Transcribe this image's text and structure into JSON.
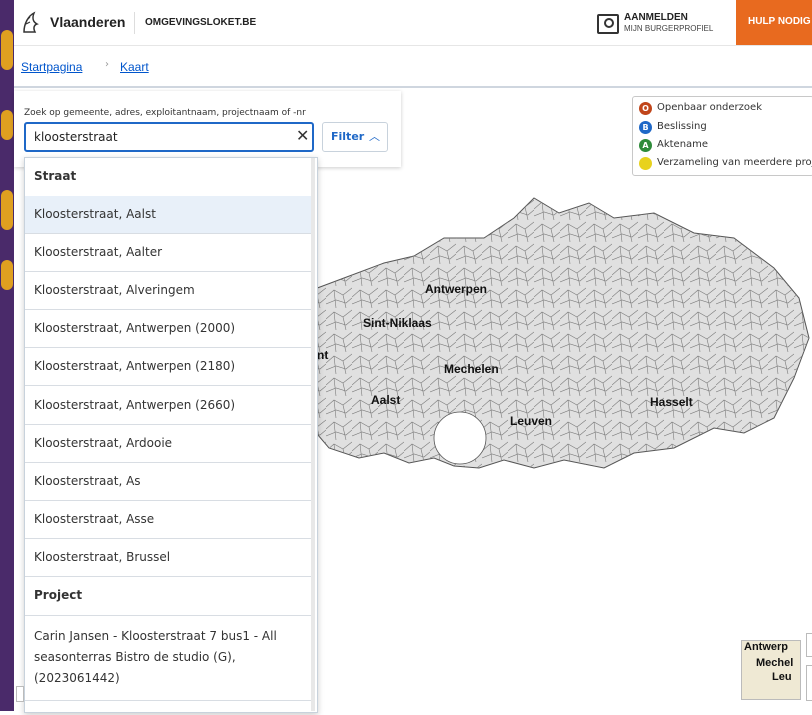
{
  "header": {
    "brand": "Vlaanderen",
    "site": "OMGEVINGSLOKET.BE",
    "login_line1": "AANMELDEN",
    "login_line2": "MIJN BURGERPROFIEL",
    "help_label": "HULP NODIG"
  },
  "breadcrumb": {
    "home": "Startpagina",
    "current": "Kaart"
  },
  "search": {
    "label": "Zoek op gemeente, adres, exploitantnaam, projectnaam of -nr",
    "value": "kloosterstraat",
    "filter_label": "Filter"
  },
  "dropdown": {
    "street_heading": "Straat",
    "streets": [
      "Kloosterstraat, Aalst",
      "Kloosterstraat, Aalter",
      "Kloosterstraat, Alveringem",
      "Kloosterstraat, Antwerpen (2000)",
      "Kloosterstraat, Antwerpen (2180)",
      "Kloosterstraat, Antwerpen (2660)",
      "Kloosterstraat, Ardooie",
      "Kloosterstraat, As",
      "Kloosterstraat, Asse",
      "Kloosterstraat, Brussel"
    ],
    "project_heading": "Project",
    "project_item": "Carin Jansen - Kloosterstraat 7 bus1 - All seasonterras Bistro de studio (G), (2023061442)"
  },
  "legend": {
    "items": [
      {
        "badge": "O",
        "label": "Openbaar onderzoek",
        "color": "#c0451a"
      },
      {
        "badge": "B",
        "label": "Beslissing",
        "color": "#1f68c7"
      },
      {
        "badge": "A",
        "label": "Aktename",
        "color": "#2e8b3a"
      },
      {
        "badge": "",
        "label": "Verzameling van meerdere proje",
        "color": "#e8d21d"
      }
    ]
  },
  "map": {
    "cities": [
      "Antwerpen",
      "Sint-Niklaas",
      "nt",
      "Mechelen",
      "Aalst",
      "Leuven",
      "Hasselt"
    ],
    "thumb_labels": [
      "Antwerp",
      "Mechel",
      "Leu"
    ]
  }
}
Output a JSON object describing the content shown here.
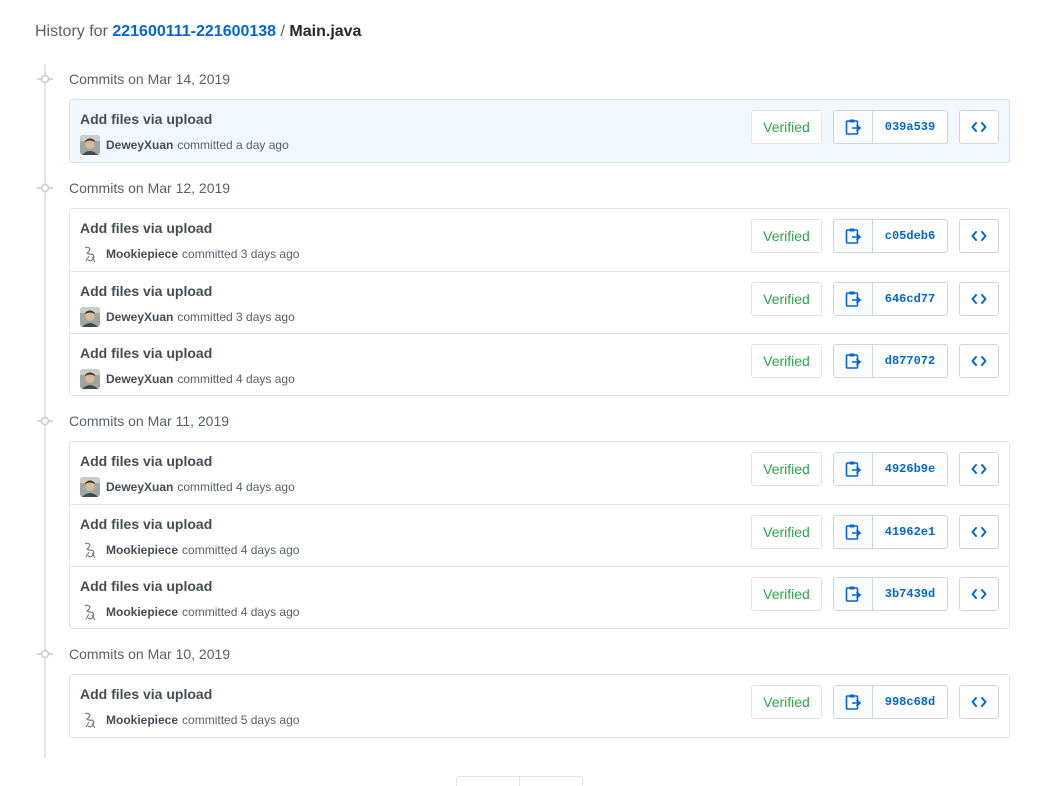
{
  "header": {
    "prefix": "History for ",
    "repo": "221600111-221600138",
    "separator": " / ",
    "file": "Main.java"
  },
  "groups": [
    {
      "title": "Commits on Mar 14, 2019",
      "highlight": true,
      "commits": [
        {
          "message": "Add files via upload",
          "author": "DeweyXuan",
          "avatar": "photo-avatar",
          "when": "committed a day ago",
          "badge": "Verified",
          "sha": "039a539"
        }
      ]
    },
    {
      "title": "Commits on Mar 12, 2019",
      "highlight": false,
      "commits": [
        {
          "message": "Add files via upload",
          "author": "Mookiepiece",
          "avatar": "sketch-avatar",
          "when": "committed 3 days ago",
          "badge": "Verified",
          "sha": "c05deb6"
        },
        {
          "message": "Add files via upload",
          "author": "DeweyXuan",
          "avatar": "photo-avatar",
          "when": "committed 3 days ago",
          "badge": "Verified",
          "sha": "646cd77"
        },
        {
          "message": "Add files via upload",
          "author": "DeweyXuan",
          "avatar": "photo-avatar",
          "when": "committed 4 days ago",
          "badge": "Verified",
          "sha": "d877072"
        }
      ]
    },
    {
      "title": "Commits on Mar 11, 2019",
      "highlight": false,
      "commits": [
        {
          "message": "Add files via upload",
          "author": "DeweyXuan",
          "avatar": "photo-avatar",
          "when": "committed 4 days ago",
          "badge": "Verified",
          "sha": "4926b9e"
        },
        {
          "message": "Add files via upload",
          "author": "Mookiepiece",
          "avatar": "sketch-avatar",
          "when": "committed 4 days ago",
          "badge": "Verified",
          "sha": "41962e1"
        },
        {
          "message": "Add files via upload",
          "author": "Mookiepiece",
          "avatar": "sketch-avatar",
          "when": "committed 4 days ago",
          "badge": "Verified",
          "sha": "3b7439d"
        }
      ]
    },
    {
      "title": "Commits on Mar 10, 2019",
      "highlight": false,
      "commits": [
        {
          "message": "Add files via upload",
          "author": "Mookiepiece",
          "avatar": "sketch-avatar",
          "when": "committed 5 days ago",
          "badge": "Verified",
          "sha": "998c68d"
        }
      ]
    }
  ],
  "icons": {
    "copy": "clipboard-copy-icon",
    "browse": "code-icon",
    "timeline": "git-commit-icon"
  },
  "colors": {
    "link": "#0366d6",
    "verified": "#28a745",
    "highlight_bg": "#f1f8ff"
  }
}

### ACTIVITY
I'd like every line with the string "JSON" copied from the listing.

### WRITTEN ANSWER
Transcribe this image's text and structure into JSON.
Output a JSON object describing the content shown here.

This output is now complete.